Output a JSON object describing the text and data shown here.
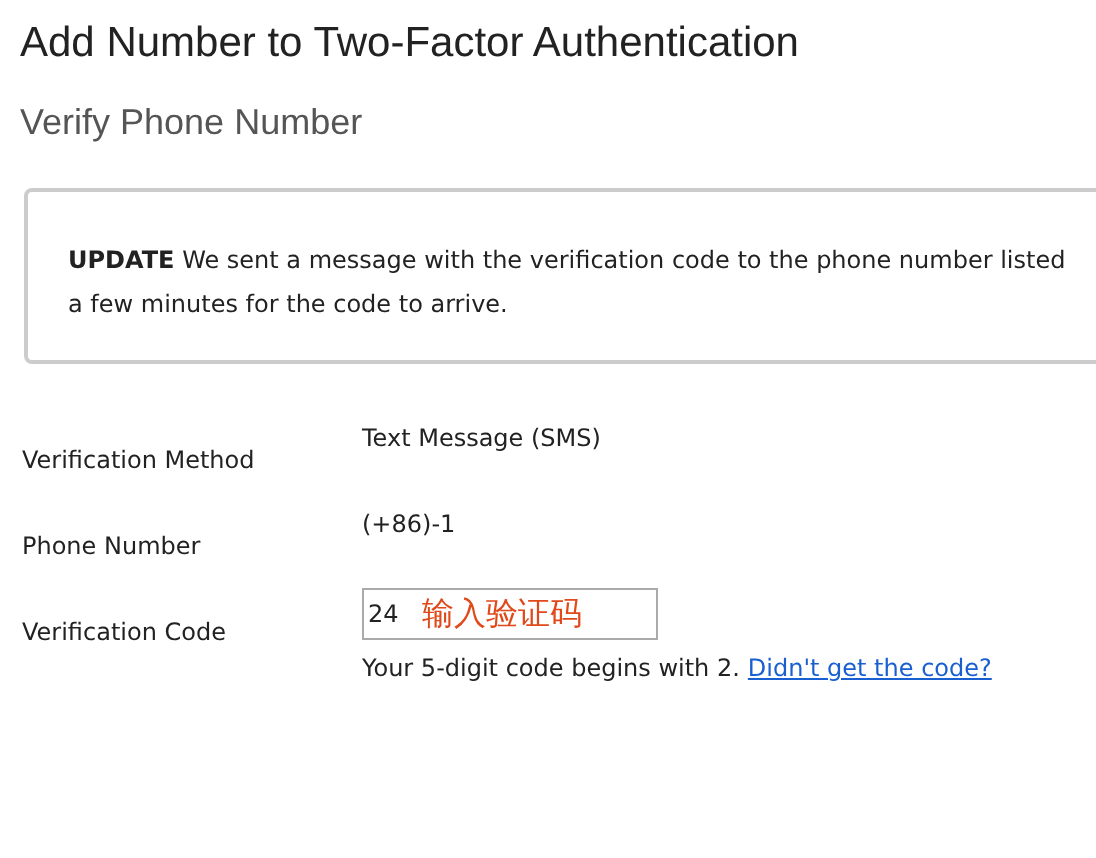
{
  "page": {
    "title": "Add Number to Two-Factor Authentication",
    "subtitle": "Verify Phone Number"
  },
  "notice": {
    "text": "**UPDATE** We sent a message with the verification code to the phone number listed",
    "text_2": "a few minutes for the code to arrive."
  },
  "fields": [
    {
      "kind": "text",
      "label": "Verification Method",
      "value": "Text Message (SMS)"
    },
    {
      "kind": "text",
      "label": "Phone Number",
      "value": "(+86)-1"
    },
    {
      "kind": "input",
      "label": "Verification Code",
      "value": "24",
      "annotation": "输入验证码",
      "hint": "Your 5-digit code begins with 2.",
      "link": "Didn't get the code?"
    }
  ]
}
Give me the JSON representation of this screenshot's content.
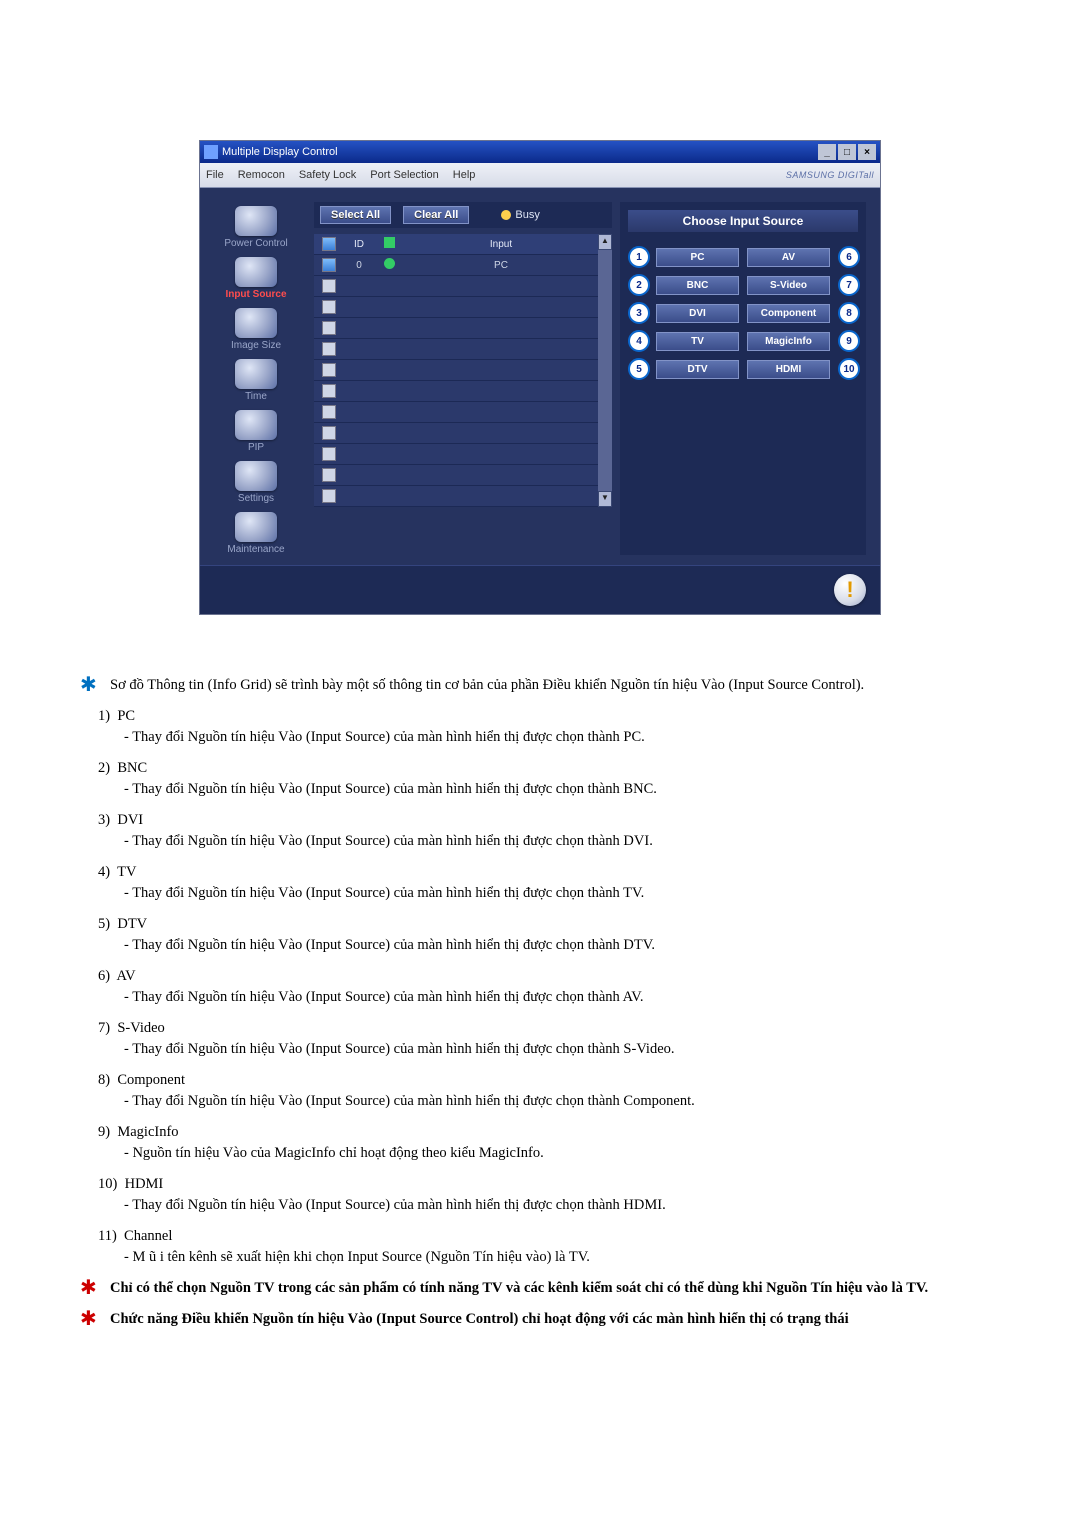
{
  "window": {
    "title": "Multiple Display Control",
    "min": "_",
    "max": "□",
    "close": "×"
  },
  "menubar": {
    "file": "File",
    "remocon": "Remocon",
    "safety": "Safety Lock",
    "port": "Port Selection",
    "help": "Help",
    "brand": "SAMSUNG DIGITall"
  },
  "sidebar": {
    "items": [
      "Power Control",
      "Input Source",
      "Image Size",
      "Time",
      "PIP",
      "Settings",
      "Maintenance"
    ]
  },
  "toolbar": {
    "select_all": "Select All",
    "clear_all": "Clear All",
    "busy": "Busy"
  },
  "grid": {
    "head_id": "ID",
    "head_input": "Input",
    "rows": [
      {
        "id": "0",
        "input": "PC",
        "checked": true
      }
    ],
    "blank_rows": 11
  },
  "panel": {
    "title": "Choose Input Source",
    "left": [
      "PC",
      "BNC",
      "DVI",
      "TV",
      "DTV"
    ],
    "right": [
      "AV",
      "S-Video",
      "Component",
      "MagicInfo",
      "HDMI"
    ],
    "nums_left": [
      "1",
      "2",
      "3",
      "4",
      "5"
    ],
    "nums_right": [
      "6",
      "7",
      "8",
      "9",
      "10"
    ]
  },
  "doc": {
    "intro": "Sơ đồ Thông tin (Info Grid) sẽ trình bày một số thông tin cơ bản của phần Điều khiển Nguồn tín hiệu Vào (Input Source Control).",
    "items": [
      {
        "n": "1)",
        "t": "PC",
        "s": "- Thay đổi Nguồn tín hiệu Vào (Input Source) của màn hình hiển thị được chọn thành PC."
      },
      {
        "n": "2)",
        "t": "BNC",
        "s": "- Thay đổi Nguồn tín hiệu Vào (Input Source) của màn hình hiển thị được chọn thành BNC."
      },
      {
        "n": "3)",
        "t": "DVI",
        "s": "- Thay đổi Nguồn tín hiệu Vào (Input Source) của màn hình hiển thị được chọn thành DVI."
      },
      {
        "n": "4)",
        "t": "TV",
        "s": "- Thay đổi Nguồn tín hiệu Vào (Input Source) của màn hình hiển thị được chọn thành TV."
      },
      {
        "n": "5)",
        "t": "DTV",
        "s": "- Thay đổi Nguồn tín hiệu Vào (Input Source) của màn hình hiển thị được chọn thành DTV."
      },
      {
        "n": "6)",
        "t": "AV",
        "s": "- Thay đổi Nguồn tín hiệu Vào (Input Source) của màn hình hiển thị được chọn thành AV."
      },
      {
        "n": "7)",
        "t": "S-Video",
        "s": "- Thay đổi Nguồn tín hiệu Vào (Input Source) của màn hình hiển thị được chọn thành S-Video."
      },
      {
        "n": "8)",
        "t": "Component",
        "s": "- Thay đổi Nguồn tín hiệu Vào (Input Source) của màn hình hiển thị được chọn thành Component."
      },
      {
        "n": "9)",
        "t": "MagicInfo",
        "s": "- Nguồn tín hiệu Vào của MagicInfo chỉ hoạt động theo kiểu MagicInfo."
      },
      {
        "n": "10)",
        "t": "HDMI",
        "s": "- Thay đổi Nguồn tín hiệu Vào (Input Source) của màn hình hiển thị được chọn thành HDMI."
      },
      {
        "n": "11)",
        "t": "Channel",
        "s": "- M ũ i tên kênh sẽ xuất hiện khi chọn Input Source (Nguồn Tín hiệu vào) là TV."
      }
    ],
    "note1": "Chỉ có thể chọn Nguồn TV trong các sản phẩm có tính năng TV và các kênh kiểm soát chỉ có thể dùng khi Nguồn Tín hiệu vào là TV.",
    "note2": "Chức năng Điều khiển Nguồn tín hiệu Vào (Input Source Control) chỉ hoạt động với các màn hình hiển thị có trạng thái"
  }
}
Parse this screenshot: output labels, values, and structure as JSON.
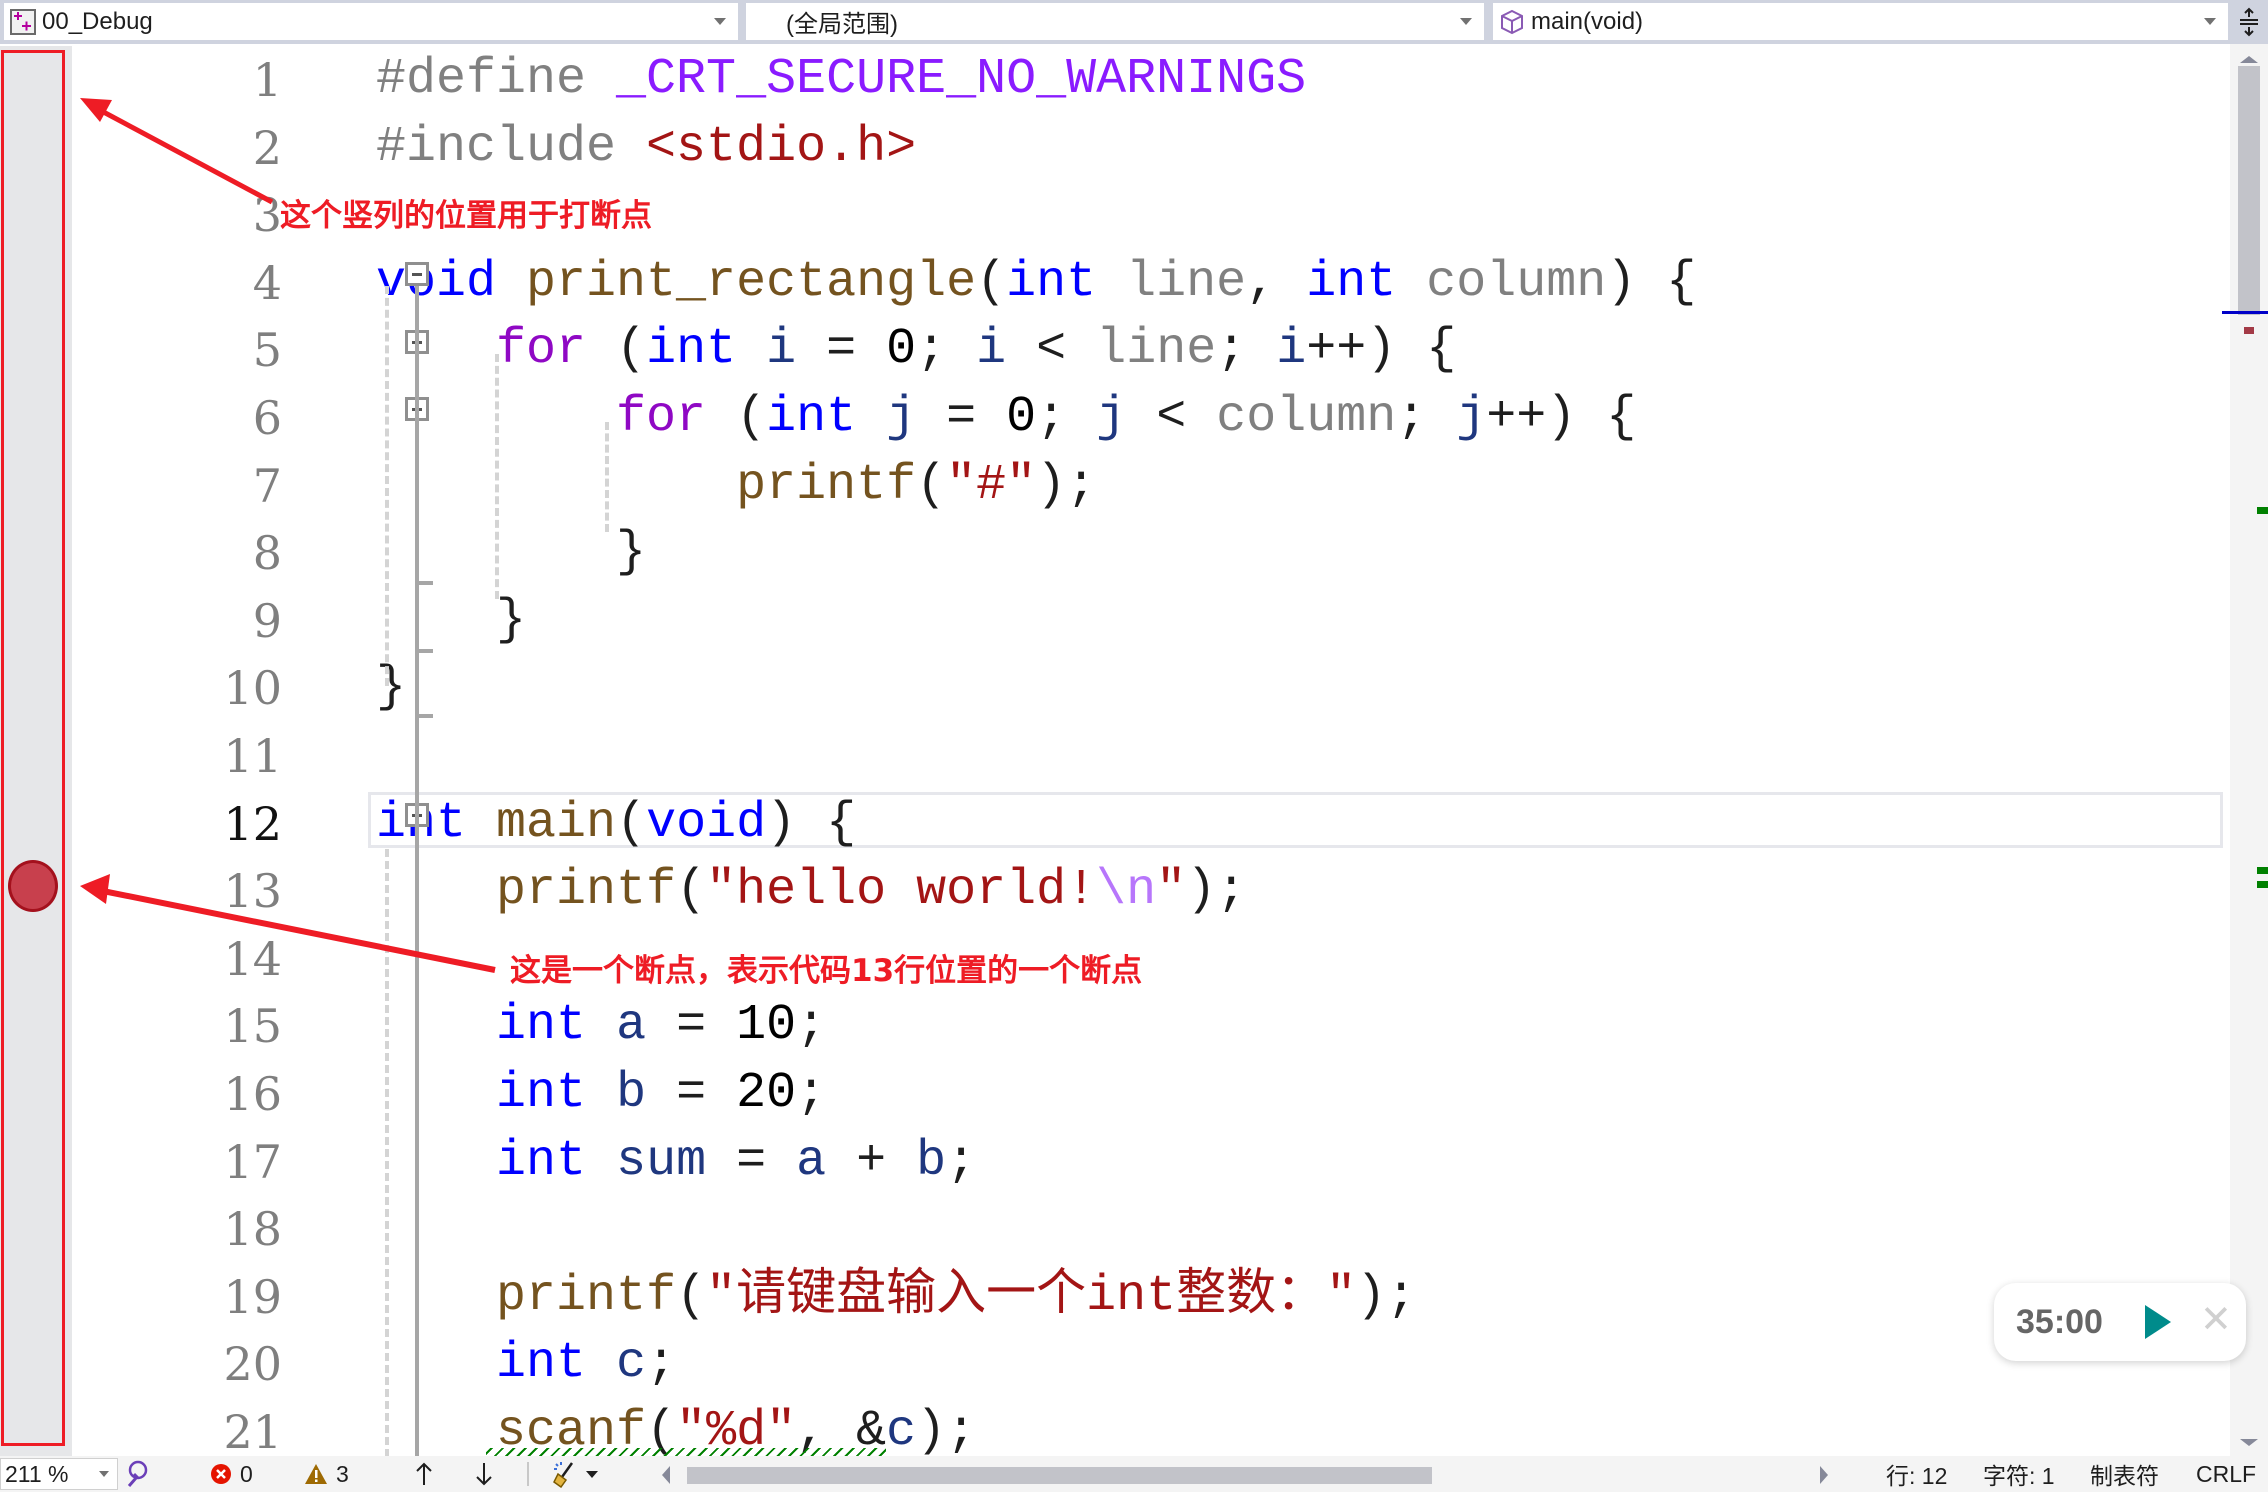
{
  "toolbar": {
    "project_dropdown": {
      "value": "00_Debug",
      "icon": "project-icon"
    },
    "scope_dropdown": {
      "value": "(全局范围)"
    },
    "member_dropdown": {
      "value": "main(void)",
      "icon": "function-cube-icon"
    },
    "splitter_icon": "split-window-icon"
  },
  "editor": {
    "current_line": 12,
    "breakpoint_line": 13,
    "line_numbers": [
      "1",
      "2",
      "3",
      "4",
      "5",
      "6",
      "7",
      "8",
      "9",
      "10",
      "11",
      "12",
      "13",
      "14",
      "15",
      "16",
      "17",
      "18",
      "19",
      "20",
      "21"
    ],
    "lines": [
      [
        {
          "t": "#define ",
          "c": "pp"
        },
        {
          "t": "_CRT_SECURE_NO_WARNINGS",
          "c": "mac"
        }
      ],
      [
        {
          "t": "#include ",
          "c": "pp"
        },
        {
          "t": "<stdio.h>",
          "c": "str"
        }
      ],
      [],
      [
        {
          "t": "void ",
          "c": "k"
        },
        {
          "t": "print_rectangle",
          "c": "fn"
        },
        {
          "t": "(",
          "c": ""
        },
        {
          "t": "int ",
          "c": "k"
        },
        {
          "t": "line",
          "c": "prm"
        },
        {
          "t": ", ",
          "c": ""
        },
        {
          "t": "int ",
          "c": "k"
        },
        {
          "t": "column",
          "c": "prm"
        },
        {
          "t": ") {",
          "c": ""
        }
      ],
      [
        {
          "t": "    ",
          "c": ""
        },
        {
          "t": "for",
          "c": "ctl"
        },
        {
          "t": " (",
          "c": ""
        },
        {
          "t": "int ",
          "c": "k"
        },
        {
          "t": "i",
          "c": "var"
        },
        {
          "t": " = ",
          "c": ""
        },
        {
          "t": "0",
          "c": "num"
        },
        {
          "t": "; ",
          "c": ""
        },
        {
          "t": "i",
          "c": "var"
        },
        {
          "t": " < ",
          "c": ""
        },
        {
          "t": "line",
          "c": "prm"
        },
        {
          "t": "; ",
          "c": ""
        },
        {
          "t": "i",
          "c": "var"
        },
        {
          "t": "++) {",
          "c": ""
        }
      ],
      [
        {
          "t": "        ",
          "c": ""
        },
        {
          "t": "for",
          "c": "ctl"
        },
        {
          "t": " (",
          "c": ""
        },
        {
          "t": "int ",
          "c": "k"
        },
        {
          "t": "j",
          "c": "var"
        },
        {
          "t": " = ",
          "c": ""
        },
        {
          "t": "0",
          "c": "num"
        },
        {
          "t": "; ",
          "c": ""
        },
        {
          "t": "j",
          "c": "var"
        },
        {
          "t": " < ",
          "c": ""
        },
        {
          "t": "column",
          "c": "prm"
        },
        {
          "t": "; ",
          "c": ""
        },
        {
          "t": "j",
          "c": "var"
        },
        {
          "t": "++) {",
          "c": ""
        }
      ],
      [
        {
          "t": "            ",
          "c": ""
        },
        {
          "t": "printf",
          "c": "fn"
        },
        {
          "t": "(",
          "c": ""
        },
        {
          "t": "\"#\"",
          "c": "str"
        },
        {
          "t": ");",
          "c": ""
        }
      ],
      [
        {
          "t": "        }",
          "c": ""
        }
      ],
      [
        {
          "t": "    }",
          "c": ""
        }
      ],
      [
        {
          "t": "}",
          "c": ""
        }
      ],
      [],
      [
        {
          "t": "int ",
          "c": "k"
        },
        {
          "t": "main",
          "c": "fn"
        },
        {
          "t": "(",
          "c": ""
        },
        {
          "t": "void",
          "c": "k"
        },
        {
          "t": ") {",
          "c": ""
        }
      ],
      [
        {
          "t": "    ",
          "c": ""
        },
        {
          "t": "printf",
          "c": "fn"
        },
        {
          "t": "(",
          "c": ""
        },
        {
          "t": "\"hello world!",
          "c": "str"
        },
        {
          "t": "\\n",
          "c": "esc"
        },
        {
          "t": "\"",
          "c": "str"
        },
        {
          "t": ");",
          "c": ""
        }
      ],
      [],
      [
        {
          "t": "    ",
          "c": ""
        },
        {
          "t": "int ",
          "c": "k"
        },
        {
          "t": "a",
          "c": "var"
        },
        {
          "t": " = ",
          "c": ""
        },
        {
          "t": "10",
          "c": "num"
        },
        {
          "t": ";",
          "c": ""
        }
      ],
      [
        {
          "t": "    ",
          "c": ""
        },
        {
          "t": "int ",
          "c": "k"
        },
        {
          "t": "b",
          "c": "var"
        },
        {
          "t": " = ",
          "c": ""
        },
        {
          "t": "20",
          "c": "num"
        },
        {
          "t": ";",
          "c": ""
        }
      ],
      [
        {
          "t": "    ",
          "c": ""
        },
        {
          "t": "int ",
          "c": "k"
        },
        {
          "t": "sum",
          "c": "var"
        },
        {
          "t": " = ",
          "c": ""
        },
        {
          "t": "a",
          "c": "var"
        },
        {
          "t": " + ",
          "c": ""
        },
        {
          "t": "b",
          "c": "var"
        },
        {
          "t": ";",
          "c": ""
        }
      ],
      [],
      [
        {
          "t": "    ",
          "c": ""
        },
        {
          "t": "printf",
          "c": "fn"
        },
        {
          "t": "(",
          "c": ""
        },
        {
          "t": "\"请键盘输入一个int整数：\"",
          "c": "str"
        },
        {
          "t": ");",
          "c": ""
        }
      ],
      [
        {
          "t": "    ",
          "c": ""
        },
        {
          "t": "int ",
          "c": "k"
        },
        {
          "t": "c",
          "c": "var"
        },
        {
          "t": ";",
          "c": ""
        }
      ],
      [
        {
          "t": "    ",
          "c": ""
        },
        {
          "t": "scanf",
          "c": "fn"
        },
        {
          "t": "(",
          "c": ""
        },
        {
          "t": "\"%d\"",
          "c": "str"
        },
        {
          "t": ", &",
          "c": ""
        },
        {
          "t": "c",
          "c": "var"
        },
        {
          "t": ");",
          "c": ""
        }
      ]
    ]
  },
  "annotations": {
    "gutter_note": "这个竖列的位置用于打断点",
    "breakpoint_note": "这是一个断点，表示代码13行位置的一个断点",
    "color": "#ee1c25"
  },
  "timer": {
    "time": "35:00",
    "play_icon": "play-icon",
    "close_icon": "close-icon",
    "accent": "#008b8b"
  },
  "status_bar": {
    "zoom": "211 %",
    "errors": "0",
    "warnings": "3",
    "line": "行: 12",
    "char": "字符: 1",
    "indent": "制表符",
    "line_ending": "CRLF"
  }
}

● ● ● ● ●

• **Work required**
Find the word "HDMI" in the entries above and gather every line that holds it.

• **Solution for this exercise**
      "HDMI"
        "t": "HDMI",
        "s": "- Thay đổi Nguồn tín hiệu Vào (Input Source) của màn hình hiển thị được chọn thành HDMI."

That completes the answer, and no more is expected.